There’s only one answer to the question ‘Who you are writing for?’ and that’s yourself. You write in a language and style that you know, and you create something that you would love to read. You write what you know, and you write for yourself.
So why all the writing advice? What’s that all about? If you’re writing for yourself, why follow advice that trains you to write differently? On the surface, this seems paradoxical, maybe even hypocritical. But that doesn’t mean it isn’t true, and I’ll explain.
Consider your reader for a moment, and the phrase, “If you lose the readers that don’t get you, you don’t want them, anyway.” This is true. But what matters here, and what this sentence doesn’t contain, is the reason you have lost them. One is acceptable, and one isn’t.
Reasons to lose readers.
If a reader has stopped reading your work because they don’t like your sense of humour, or they don’t enjoy reading about what you’ve written about, for example, a novel based on a travelling salesman who solves crimes in his spare time, then that’s just fine. Leave those readers behind. Don’t second guess what they might prefer. You wrote about your crime-solving salesman for a reason. If you created another character to please a faceless audience, then they probably still wouldn’t like it, and the story wouldn’t be as good, because it wasn’t what you wanted to write about. You’re writing for yourself, because you know what to write, and how to make it good.
It’s unforgivable, on the other hand, to lose readers because you have failed to work on your craft. If people invest in your character and story, and they love your sense of humour, and you then lose their attention because you’ve been reckless with your technique, that’s your fault.

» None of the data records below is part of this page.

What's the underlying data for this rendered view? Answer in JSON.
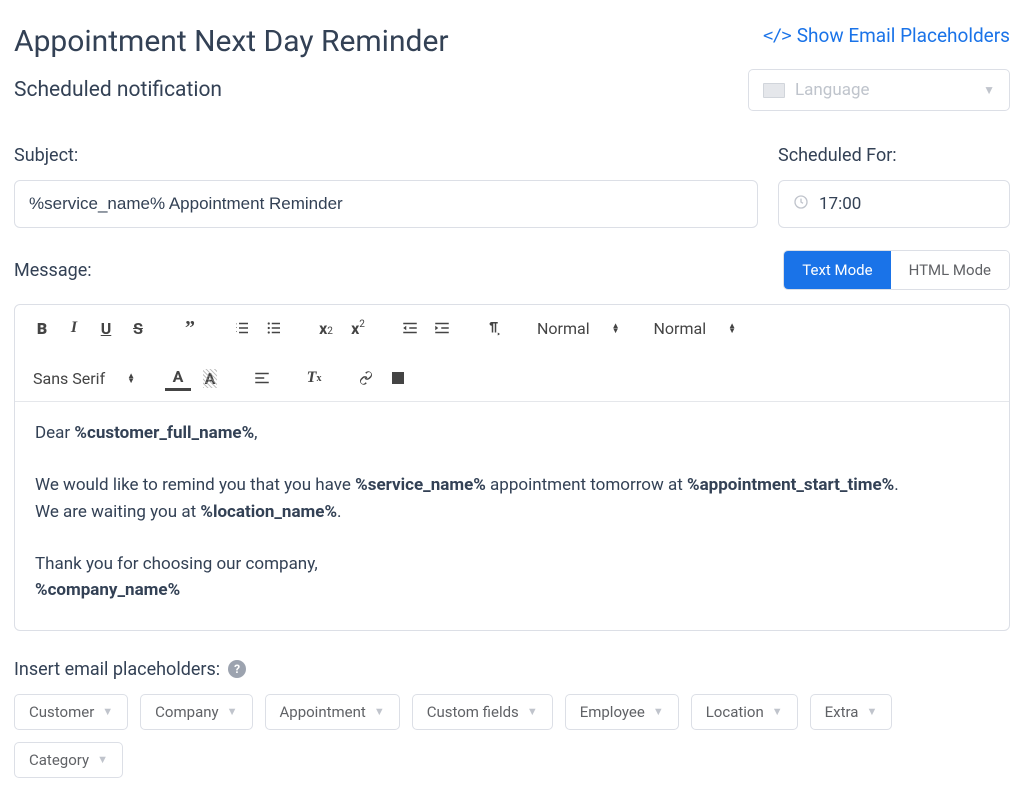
{
  "header": {
    "title": "Appointment Next Day Reminder",
    "show_placeholders": "Show Email Placeholders",
    "subtitle": "Scheduled notification",
    "language_placeholder": "Language"
  },
  "fields": {
    "subject_label": "Subject:",
    "subject_value": "%service_name% Appointment Reminder",
    "scheduled_label": "Scheduled For:",
    "scheduled_value": "17:00"
  },
  "message": {
    "label": "Message:",
    "text_mode": "Text Mode",
    "html_mode": "HTML Mode"
  },
  "toolbar": {
    "heading": "Normal",
    "size": "Normal",
    "font": "Sans Serif"
  },
  "body": {
    "line1_a": "Dear ",
    "line1_b": "%customer_full_name%",
    "line1_c": ",",
    "line2_a": "We would like to remind you that you have ",
    "line2_b": "%service_name%",
    "line2_c": " appointment tomorrow at ",
    "line2_d": "%appointment_start_time%",
    "line2_e": ".",
    "line3_a": "We are waiting you at ",
    "line3_b": "%location_name%",
    "line3_c": ".",
    "line4": "Thank you for choosing our company,",
    "line5": "%company_name%"
  },
  "insert": {
    "label": "Insert email placeholders:",
    "buttons": [
      "Customer",
      "Company",
      "Appointment",
      "Custom fields",
      "Employee",
      "Location",
      "Extra",
      "Category"
    ]
  }
}
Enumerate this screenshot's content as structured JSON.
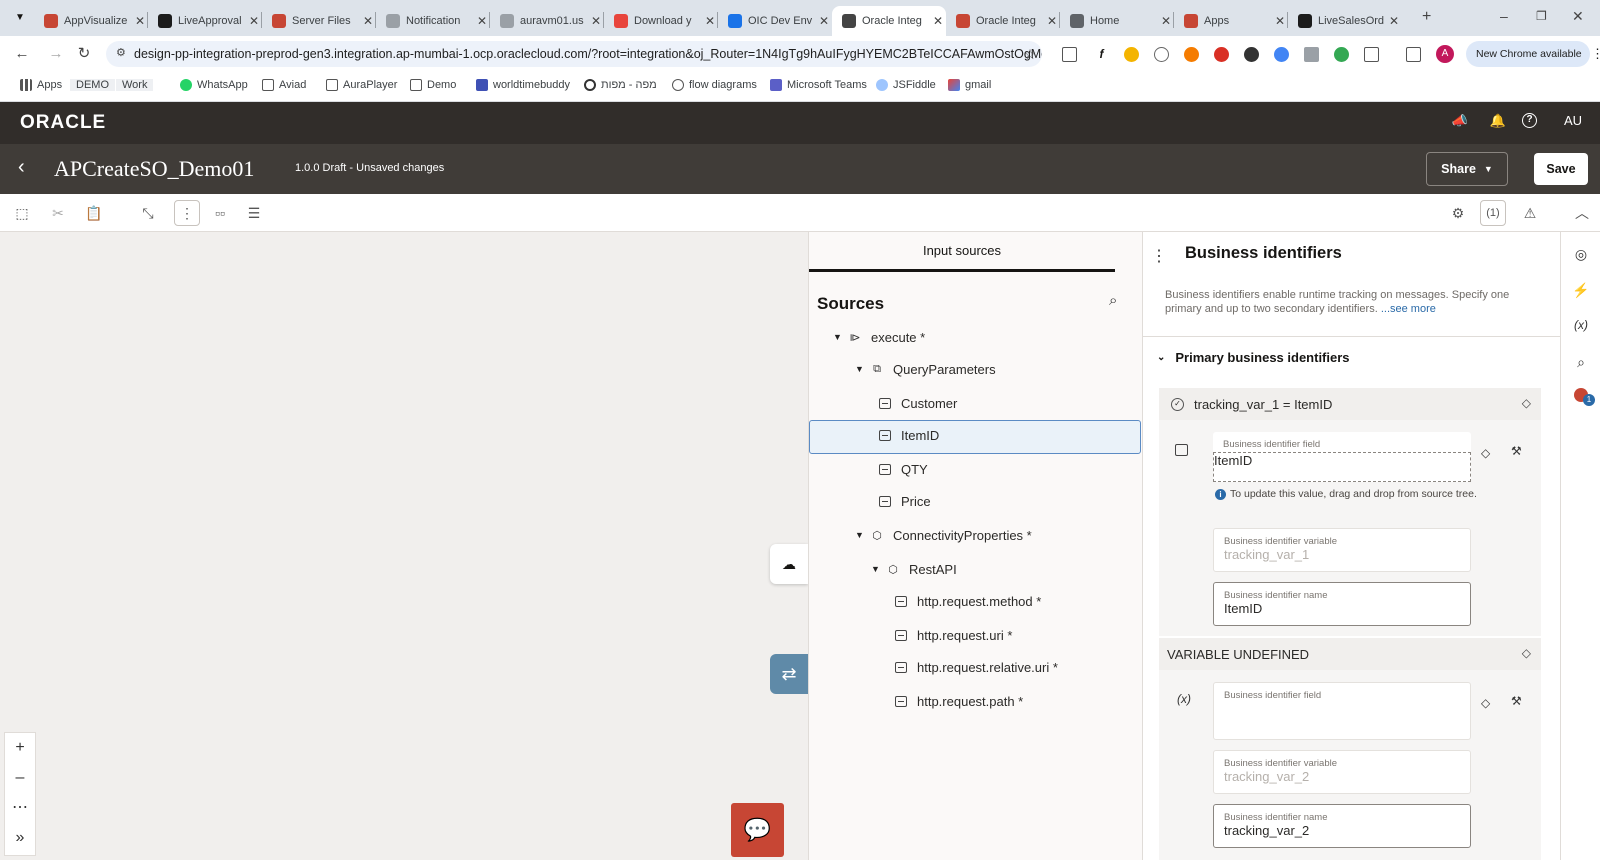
{
  "browser": {
    "tabs": [
      {
        "title": "AppVisualize",
        "color": "#c74634"
      },
      {
        "title": "LiveApproval",
        "color": "#1c1c1c"
      },
      {
        "title": "Server Files",
        "color": "#c74634"
      },
      {
        "title": "Notification",
        "color": "#9aa0a6"
      },
      {
        "title": "auravm01.us",
        "color": "#9aa0a6"
      },
      {
        "title": "Download y",
        "color": "#e8453c"
      },
      {
        "title": "OIC Dev Env",
        "color": "#1a73e8"
      },
      {
        "title": "Oracle Integ",
        "color": "#444444"
      },
      {
        "title": "Oracle Integ",
        "color": "#c74634"
      },
      {
        "title": "Home",
        "color": "#5f6368"
      },
      {
        "title": "Apps",
        "color": "#c74634"
      },
      {
        "title": "LiveSalesOrd",
        "color": "#1c1c1c"
      }
    ],
    "url": "design-pp-integration-preprod-gen3.integration.ap-mumbai-1.ocp.oraclecloud.com/?root=integration&oj_Router=1N4IgTg9hAuIFygHYEMC2BTeICCAFAwmOstOgMoDyA...",
    "new_chrome": "New Chrome available",
    "profile_initial": "A",
    "bookmarks": [
      "Apps",
      "DEMO",
      "Work",
      "WhatsApp",
      "Aviad",
      "AuraPlayer",
      "Demo",
      "worldtimebuddy",
      "מפה - מפות",
      "flow diagrams",
      "Microsoft Teams",
      "JSFiddle",
      "gmail"
    ]
  },
  "oracle": {
    "logo": "ORACLE",
    "user_initials": "AU",
    "integration_name": "APCreateSO_Demo01",
    "status": "1.0.0 Draft - Unsaved changes",
    "share_label": "Share",
    "save_label": "Save"
  },
  "sources": {
    "tab_label": "Input sources",
    "title": "Sources",
    "nodes": [
      {
        "label": "execute *",
        "level": 0,
        "kind": "root"
      },
      {
        "label": "QueryParameters",
        "level": 1,
        "kind": "group"
      },
      {
        "label": "Customer",
        "level": 2,
        "kind": "field"
      },
      {
        "label": "ItemID",
        "level": 2,
        "kind": "field"
      },
      {
        "label": "QTY",
        "level": 2,
        "kind": "field"
      },
      {
        "label": "Price",
        "level": 2,
        "kind": "field"
      },
      {
        "label": "ConnectivityProperties *",
        "level": 1,
        "kind": "object"
      },
      {
        "label": "RestAPI",
        "level": 2,
        "kind": "object"
      },
      {
        "label": "http.request.method *",
        "level": 3,
        "kind": "field"
      },
      {
        "label": "http.request.uri *",
        "level": 3,
        "kind": "field"
      },
      {
        "label": "http.request.relative.uri *",
        "level": 3,
        "kind": "field"
      },
      {
        "label": "http.request.path *",
        "level": 3,
        "kind": "field"
      }
    ]
  },
  "business": {
    "title": "Business identifiers",
    "description": "Business identifiers enable runtime tracking on messages. Specify one primary and up to two secondary identifiers.",
    "see_more": "...see more",
    "primary_section": "Primary business identifiers",
    "primary": {
      "header": "tracking_var_1 = ItemID",
      "field_label": "Business identifier field",
      "field_value": "ItemID",
      "info": "To update this value, drag and drop from source tree.",
      "variable_label": "Business identifier variable",
      "variable_value": "tracking_var_1",
      "name_label": "Business identifier name",
      "name_value": "ItemID"
    },
    "secondary": {
      "header": "VARIABLE UNDEFINED",
      "field_label": "Business identifier field",
      "field_value": "",
      "variable_label": "Business identifier variable",
      "variable_value": "tracking_var_2",
      "name_label": "Business identifier name",
      "name_value": "tracking_var_2"
    }
  }
}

It’s not only in your interest as a writer to work on the craft of writing, but it’s your responsibility, too.
Write for yourself, but respect your readers.